Collected data:
+++
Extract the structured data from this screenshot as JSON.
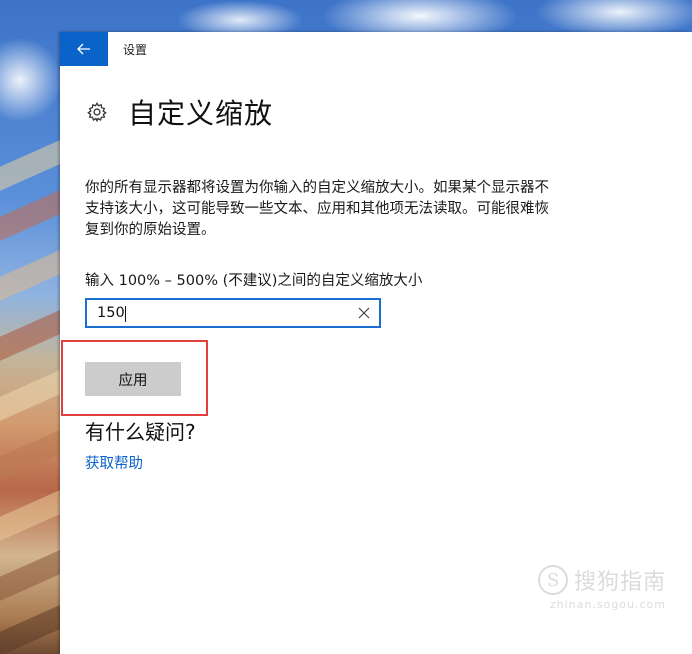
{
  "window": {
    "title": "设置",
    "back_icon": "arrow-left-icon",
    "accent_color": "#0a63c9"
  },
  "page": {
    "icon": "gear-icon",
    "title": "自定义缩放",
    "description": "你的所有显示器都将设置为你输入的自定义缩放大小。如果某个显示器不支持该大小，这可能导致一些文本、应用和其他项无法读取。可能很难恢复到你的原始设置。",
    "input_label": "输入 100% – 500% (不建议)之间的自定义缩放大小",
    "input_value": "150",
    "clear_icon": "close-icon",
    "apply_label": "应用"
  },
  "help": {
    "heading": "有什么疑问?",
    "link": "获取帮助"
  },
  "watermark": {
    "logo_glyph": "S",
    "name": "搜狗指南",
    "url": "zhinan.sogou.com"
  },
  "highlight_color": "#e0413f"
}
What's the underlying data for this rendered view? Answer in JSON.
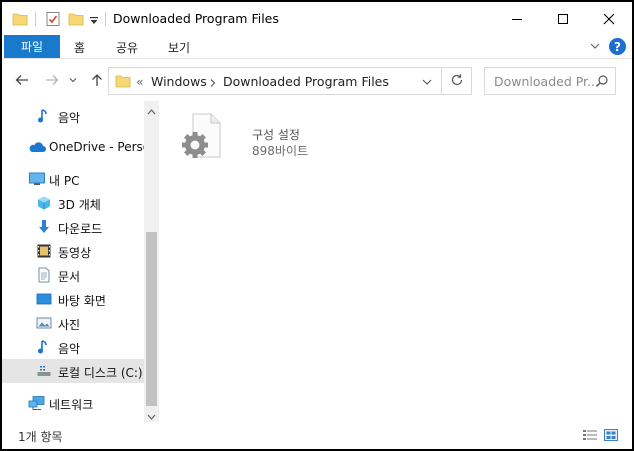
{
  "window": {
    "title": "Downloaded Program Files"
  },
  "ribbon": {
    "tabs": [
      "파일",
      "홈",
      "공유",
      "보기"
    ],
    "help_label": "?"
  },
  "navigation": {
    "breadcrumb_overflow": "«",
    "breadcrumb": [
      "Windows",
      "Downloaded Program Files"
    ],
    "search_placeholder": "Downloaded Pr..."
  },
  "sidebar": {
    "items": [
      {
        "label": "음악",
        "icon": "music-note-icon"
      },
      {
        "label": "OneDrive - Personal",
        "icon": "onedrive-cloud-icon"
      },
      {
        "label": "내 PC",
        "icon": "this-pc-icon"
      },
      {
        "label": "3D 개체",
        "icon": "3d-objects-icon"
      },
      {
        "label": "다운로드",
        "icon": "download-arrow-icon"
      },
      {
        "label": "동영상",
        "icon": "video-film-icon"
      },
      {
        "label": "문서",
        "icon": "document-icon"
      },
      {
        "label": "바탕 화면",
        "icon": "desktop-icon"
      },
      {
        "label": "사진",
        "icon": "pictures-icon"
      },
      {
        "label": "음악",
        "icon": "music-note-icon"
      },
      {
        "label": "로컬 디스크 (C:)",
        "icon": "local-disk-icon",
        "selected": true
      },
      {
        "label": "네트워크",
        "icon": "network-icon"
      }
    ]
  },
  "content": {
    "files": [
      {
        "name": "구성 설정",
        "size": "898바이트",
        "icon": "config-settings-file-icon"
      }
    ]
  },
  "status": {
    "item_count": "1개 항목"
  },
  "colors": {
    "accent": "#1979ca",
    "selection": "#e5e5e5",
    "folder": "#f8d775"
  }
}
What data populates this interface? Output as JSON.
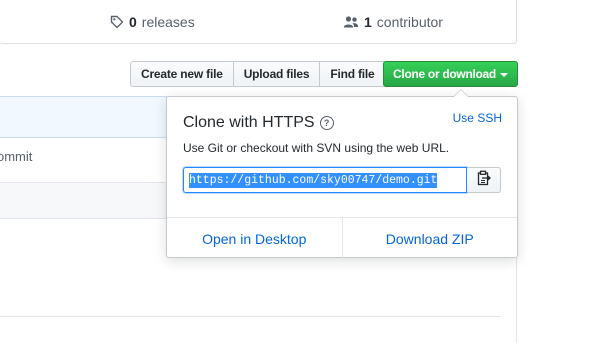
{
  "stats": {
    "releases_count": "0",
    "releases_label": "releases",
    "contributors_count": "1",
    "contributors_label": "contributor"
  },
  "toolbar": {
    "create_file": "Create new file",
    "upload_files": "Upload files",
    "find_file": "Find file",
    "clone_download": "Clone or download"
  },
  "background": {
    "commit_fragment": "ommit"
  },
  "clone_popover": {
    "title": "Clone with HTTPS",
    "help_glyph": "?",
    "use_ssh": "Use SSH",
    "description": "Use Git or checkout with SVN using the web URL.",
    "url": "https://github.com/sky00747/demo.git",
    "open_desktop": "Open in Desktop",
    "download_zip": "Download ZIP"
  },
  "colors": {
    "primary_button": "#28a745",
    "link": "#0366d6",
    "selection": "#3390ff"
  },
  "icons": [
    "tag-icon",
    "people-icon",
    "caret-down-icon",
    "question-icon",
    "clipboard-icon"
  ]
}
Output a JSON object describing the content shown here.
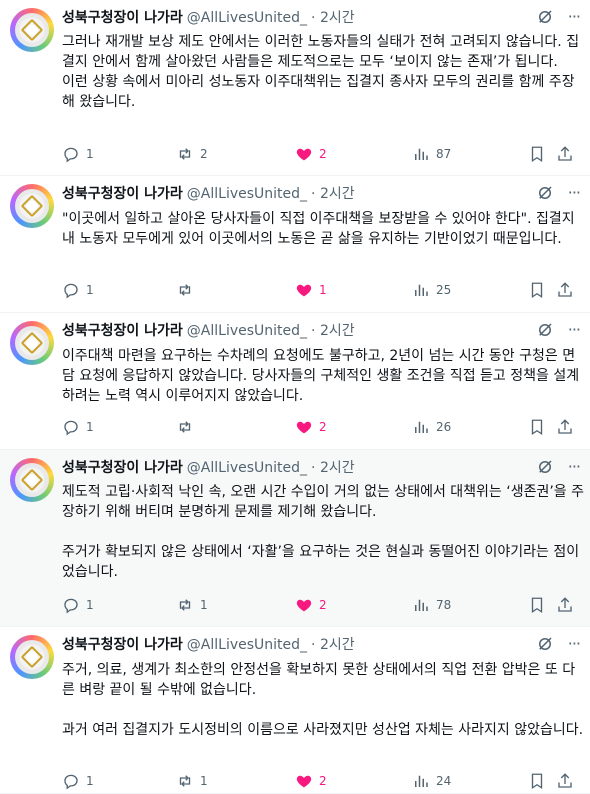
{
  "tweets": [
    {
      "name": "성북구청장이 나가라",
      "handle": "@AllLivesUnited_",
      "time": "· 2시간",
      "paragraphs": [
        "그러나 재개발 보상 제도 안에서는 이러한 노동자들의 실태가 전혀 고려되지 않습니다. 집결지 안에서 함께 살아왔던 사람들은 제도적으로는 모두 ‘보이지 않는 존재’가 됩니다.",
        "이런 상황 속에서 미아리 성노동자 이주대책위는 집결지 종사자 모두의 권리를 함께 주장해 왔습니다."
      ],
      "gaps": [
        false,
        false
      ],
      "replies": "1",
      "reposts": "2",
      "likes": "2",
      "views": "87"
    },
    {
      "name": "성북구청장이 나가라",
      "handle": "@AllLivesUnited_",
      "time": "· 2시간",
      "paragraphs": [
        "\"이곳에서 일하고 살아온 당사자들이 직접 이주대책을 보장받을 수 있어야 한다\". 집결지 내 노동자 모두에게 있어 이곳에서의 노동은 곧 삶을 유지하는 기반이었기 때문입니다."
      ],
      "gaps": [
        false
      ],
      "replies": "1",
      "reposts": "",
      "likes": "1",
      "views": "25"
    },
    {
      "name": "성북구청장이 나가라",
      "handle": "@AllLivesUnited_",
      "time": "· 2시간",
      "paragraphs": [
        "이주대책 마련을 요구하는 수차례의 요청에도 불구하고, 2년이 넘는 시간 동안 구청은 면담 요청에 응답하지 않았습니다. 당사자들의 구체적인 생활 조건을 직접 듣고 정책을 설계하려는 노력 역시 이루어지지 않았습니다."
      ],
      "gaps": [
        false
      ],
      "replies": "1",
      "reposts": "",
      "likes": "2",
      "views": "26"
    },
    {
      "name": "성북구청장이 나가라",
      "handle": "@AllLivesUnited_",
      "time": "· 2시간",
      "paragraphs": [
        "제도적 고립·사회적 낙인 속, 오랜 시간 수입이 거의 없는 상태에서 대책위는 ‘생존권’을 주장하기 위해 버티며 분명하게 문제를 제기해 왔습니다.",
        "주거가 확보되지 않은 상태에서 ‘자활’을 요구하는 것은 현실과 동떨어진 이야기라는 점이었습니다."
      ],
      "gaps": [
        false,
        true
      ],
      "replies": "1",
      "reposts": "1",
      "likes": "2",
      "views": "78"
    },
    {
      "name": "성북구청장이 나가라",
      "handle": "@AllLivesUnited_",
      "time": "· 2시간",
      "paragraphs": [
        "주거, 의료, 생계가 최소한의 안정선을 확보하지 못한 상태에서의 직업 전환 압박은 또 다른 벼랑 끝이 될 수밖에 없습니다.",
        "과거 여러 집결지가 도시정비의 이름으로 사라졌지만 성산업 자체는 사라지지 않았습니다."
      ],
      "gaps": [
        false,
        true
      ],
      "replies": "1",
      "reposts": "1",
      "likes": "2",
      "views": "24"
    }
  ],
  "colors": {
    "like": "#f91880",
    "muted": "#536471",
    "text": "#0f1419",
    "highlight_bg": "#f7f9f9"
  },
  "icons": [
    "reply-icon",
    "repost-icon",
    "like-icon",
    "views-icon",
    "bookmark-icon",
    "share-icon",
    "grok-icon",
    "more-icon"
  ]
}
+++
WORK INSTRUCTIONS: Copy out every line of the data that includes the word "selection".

RESULT BELOW:
    "selection": "#e5e5e5",
    "selection": "#3390ff"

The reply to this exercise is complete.